“I think you may have something there, my child.” Orlando blew his nose on my towel. Knowing his mood to be fragile, I did not protest. He slung his own towel round his neck and stood up. “Anyway, Fritz deserves the best and somewhere inside me there may be something worth his while.” He put on his Eugene Onegin look – sorrow tempered by newly acquired wisdom – and went thoughtfully away.
One of my favourite, favourite authors for comfort reading, I don’t think I’ve ever read a book by Victoria Clayton that I disliked and her style is so good. A lesser writer wouldn’t have such good rhythm, and a plainer one would have missed out the final “thoughtfully”.
Opera, ballet and country houses often feature in her plots, along with close friendships, surveys of the English gentry and a heroine who is usually uncertain as well as free-spirited.
As with Nancy Mitford and PG Wodehouse, some of her best jokes have become adopted shorthand between my mother and me, in particular the Onegin Look, which features in her book below, whose heroine is a ballerina, hence the O.L. and her own Aurora Smile (a bit much at close quarters, it turns out):
On a separate note, this is so not the kind of title that Clayton would choose that it makes me sad inside to see such an original author forced through the sausage factory of the in-house marketing team and into a frankly dire title and blurb.

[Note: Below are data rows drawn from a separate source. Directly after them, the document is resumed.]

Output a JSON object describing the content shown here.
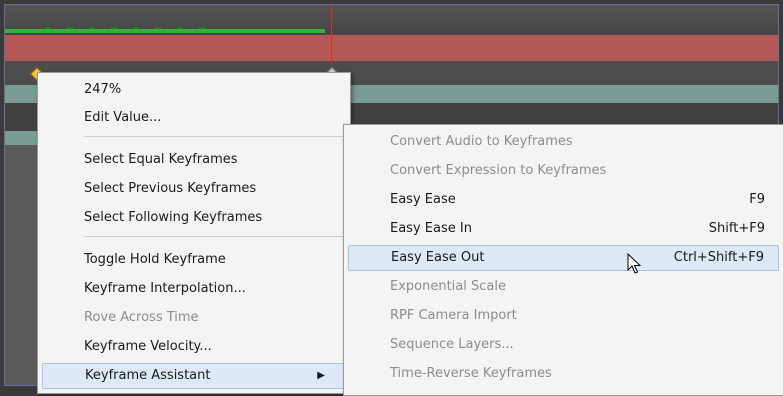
{
  "main_menu": {
    "items": [
      {
        "label": "247%",
        "disabled": false
      },
      {
        "label": "Edit Value...",
        "disabled": false
      },
      {
        "label": "Select Equal Keyframes",
        "disabled": false
      },
      {
        "label": "Select Previous Keyframes",
        "disabled": false
      },
      {
        "label": "Select Following Keyframes",
        "disabled": false
      },
      {
        "label": "Toggle Hold Keyframe",
        "disabled": false
      },
      {
        "label": "Keyframe Interpolation...",
        "disabled": false
      },
      {
        "label": "Rove Across Time",
        "disabled": true
      },
      {
        "label": "Keyframe Velocity...",
        "disabled": false
      },
      {
        "label": "Keyframe Assistant",
        "disabled": false,
        "submenu_arrow": "▶"
      }
    ]
  },
  "sub_menu": {
    "items": [
      {
        "label": "Convert Audio to Keyframes",
        "shortcut": "",
        "disabled": true
      },
      {
        "label": "Convert Expression to Keyframes",
        "shortcut": "",
        "disabled": true
      },
      {
        "label": "Easy Ease",
        "shortcut": "F9",
        "disabled": false
      },
      {
        "label": "Easy Ease In",
        "shortcut": "Shift+F9",
        "disabled": false
      },
      {
        "label": "Easy Ease Out",
        "shortcut": "Ctrl+Shift+F9",
        "disabled": false,
        "highlighted": true
      },
      {
        "label": "Exponential Scale",
        "shortcut": "",
        "disabled": true
      },
      {
        "label": "RPF Camera Import",
        "shortcut": "",
        "disabled": true
      },
      {
        "label": "Sequence Layers...",
        "shortcut": "",
        "disabled": true
      },
      {
        "label": "Time-Reverse Keyframes",
        "shortcut": "",
        "disabled": true
      }
    ]
  },
  "colors": {
    "playhead": "#e22222",
    "audio_bar": "#35b235",
    "layer_bar": "#b45757",
    "keyframe_selected": "#f2c53a",
    "menu_highlight": "#dde9f7"
  }
}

I become enraged anyway when I see books with “The Girl’s Guide To…” in the title. It’s so bloody twee, not to say patronising. Manic Pixie Girl probably reads those kinds of books. Grrr.